» **Task**
Check every line of the data below for the word "label" and say how many have it, without further comment.

────────

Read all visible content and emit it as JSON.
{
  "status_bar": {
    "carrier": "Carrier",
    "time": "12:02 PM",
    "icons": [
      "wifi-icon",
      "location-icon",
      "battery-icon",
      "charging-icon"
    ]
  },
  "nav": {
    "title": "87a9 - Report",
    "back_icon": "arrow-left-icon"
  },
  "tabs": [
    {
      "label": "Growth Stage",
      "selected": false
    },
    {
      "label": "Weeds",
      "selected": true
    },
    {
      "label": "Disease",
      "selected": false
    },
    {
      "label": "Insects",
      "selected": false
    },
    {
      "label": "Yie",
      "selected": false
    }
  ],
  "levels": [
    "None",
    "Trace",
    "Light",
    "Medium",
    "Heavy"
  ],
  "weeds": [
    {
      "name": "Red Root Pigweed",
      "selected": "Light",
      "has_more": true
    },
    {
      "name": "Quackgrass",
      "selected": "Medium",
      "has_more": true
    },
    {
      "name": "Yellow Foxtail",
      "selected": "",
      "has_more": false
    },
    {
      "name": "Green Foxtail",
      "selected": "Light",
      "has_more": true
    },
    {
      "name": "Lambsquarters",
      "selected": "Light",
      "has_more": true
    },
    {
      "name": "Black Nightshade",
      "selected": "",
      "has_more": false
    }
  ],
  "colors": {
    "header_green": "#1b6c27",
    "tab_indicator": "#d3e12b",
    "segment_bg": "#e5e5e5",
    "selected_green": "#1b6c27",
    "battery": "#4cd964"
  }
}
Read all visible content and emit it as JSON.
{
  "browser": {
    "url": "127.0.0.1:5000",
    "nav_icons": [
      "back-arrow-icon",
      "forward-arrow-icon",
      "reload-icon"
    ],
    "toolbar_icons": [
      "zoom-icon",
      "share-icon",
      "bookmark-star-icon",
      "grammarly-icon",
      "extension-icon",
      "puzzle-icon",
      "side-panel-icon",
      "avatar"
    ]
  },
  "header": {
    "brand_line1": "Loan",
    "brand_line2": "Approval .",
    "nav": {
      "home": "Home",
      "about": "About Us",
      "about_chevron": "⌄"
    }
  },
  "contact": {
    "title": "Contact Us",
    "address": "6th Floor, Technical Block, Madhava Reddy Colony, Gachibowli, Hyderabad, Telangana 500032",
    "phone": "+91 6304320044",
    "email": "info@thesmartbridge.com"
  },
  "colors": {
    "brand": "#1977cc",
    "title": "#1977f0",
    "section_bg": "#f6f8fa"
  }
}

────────

» **Solution to this problem**
5